PROVIDED DATA below:

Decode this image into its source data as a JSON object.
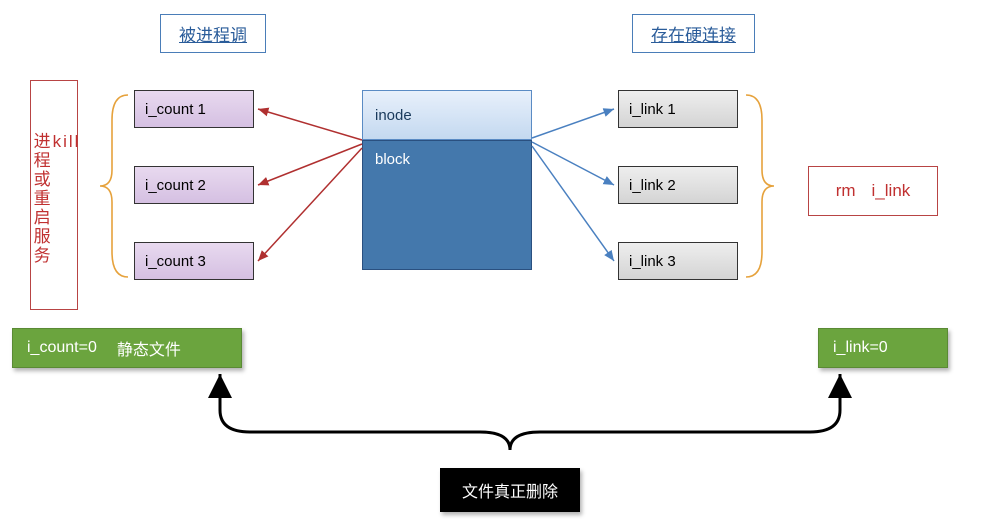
{
  "headers": {
    "left": "被进程调",
    "right": "存在硬连接"
  },
  "center": {
    "inode": "inode",
    "block": "block"
  },
  "i_count": [
    "i_count 1",
    "i_count 2",
    "i_count 3"
  ],
  "i_link": [
    "i_link 1",
    "i_link 2",
    "i_link 3"
  ],
  "left_action": {
    "kill": "kill",
    "rest": "进程或重启服务"
  },
  "right_action": {
    "cmd": "rm",
    "target": "i_link"
  },
  "results": {
    "left_count": "i_count=0",
    "left_label": "静态文件",
    "right": "i_link=0"
  },
  "conclusion": "文件真正删除"
}
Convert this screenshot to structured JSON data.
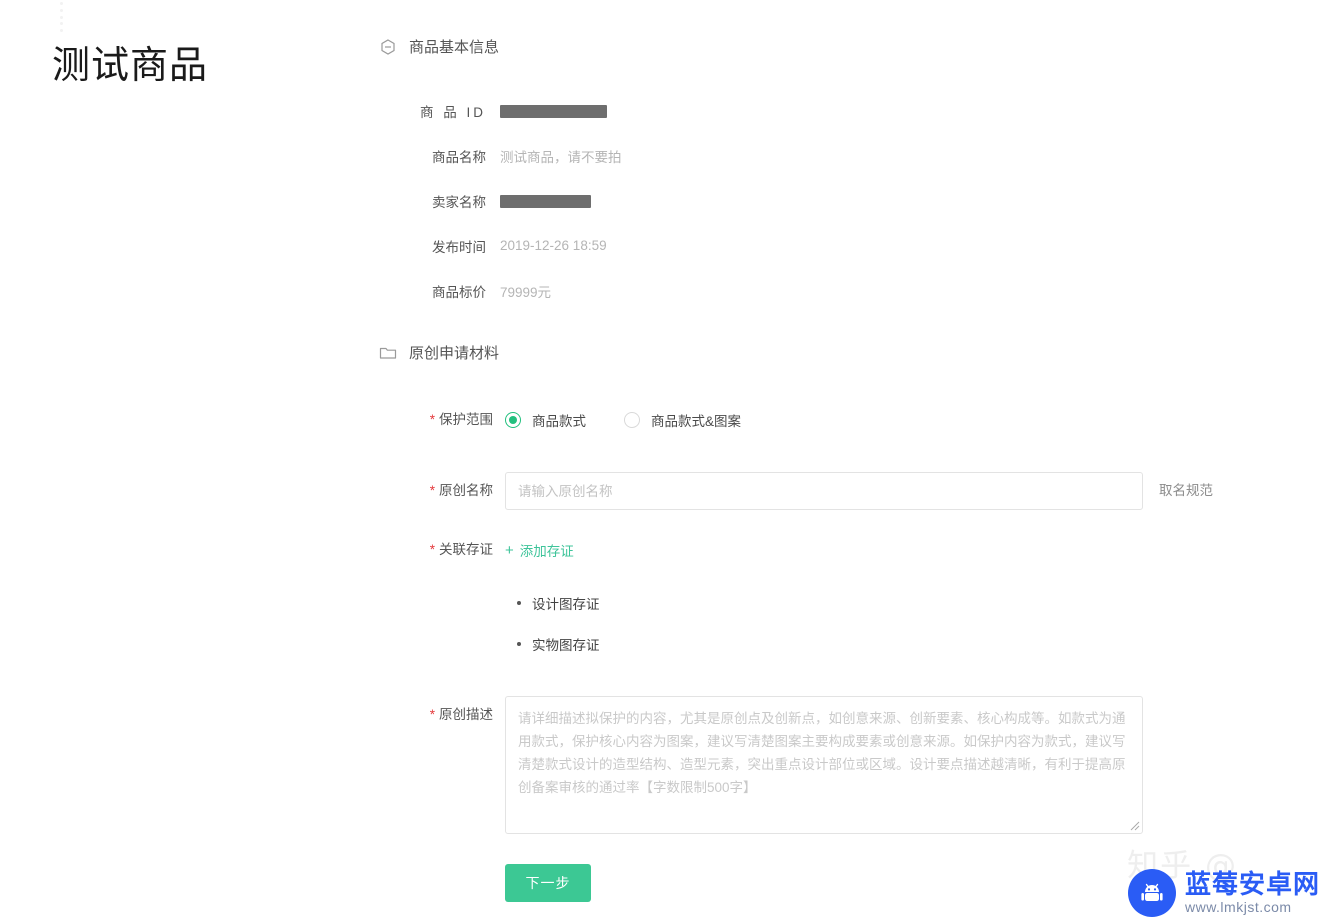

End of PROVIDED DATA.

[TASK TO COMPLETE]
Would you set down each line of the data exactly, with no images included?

[THE COMPLETED TASK]
Decode this image into its source data as a JSON object.
{
  "headers": {
    "left": "被进程调",
    "right": "存在硬连接"
  },
  "center": {
    "inode": "inode",
    "block": "block"
  },
  "i_count": [
    "i_count 1",
    "i_count 2",
    "i_count 3"
  ],
  "i_link": [
    "i_link 1",
    "i_link 2",
    "i_link 3"
  ],
  "left_action": {
    "kill": "kill",
    "rest": "进程或重启服务"
  },
  "right_action": {
    "cmd": "rm",
    "target": "i_link"
  },
  "results": {
    "left_count": "i_count=0",
    "left_label": "静态文件",
    "right": "i_link=0"
  },
  "conclusion": "文件真正删除"
}
Convert this screenshot to structured JSON data.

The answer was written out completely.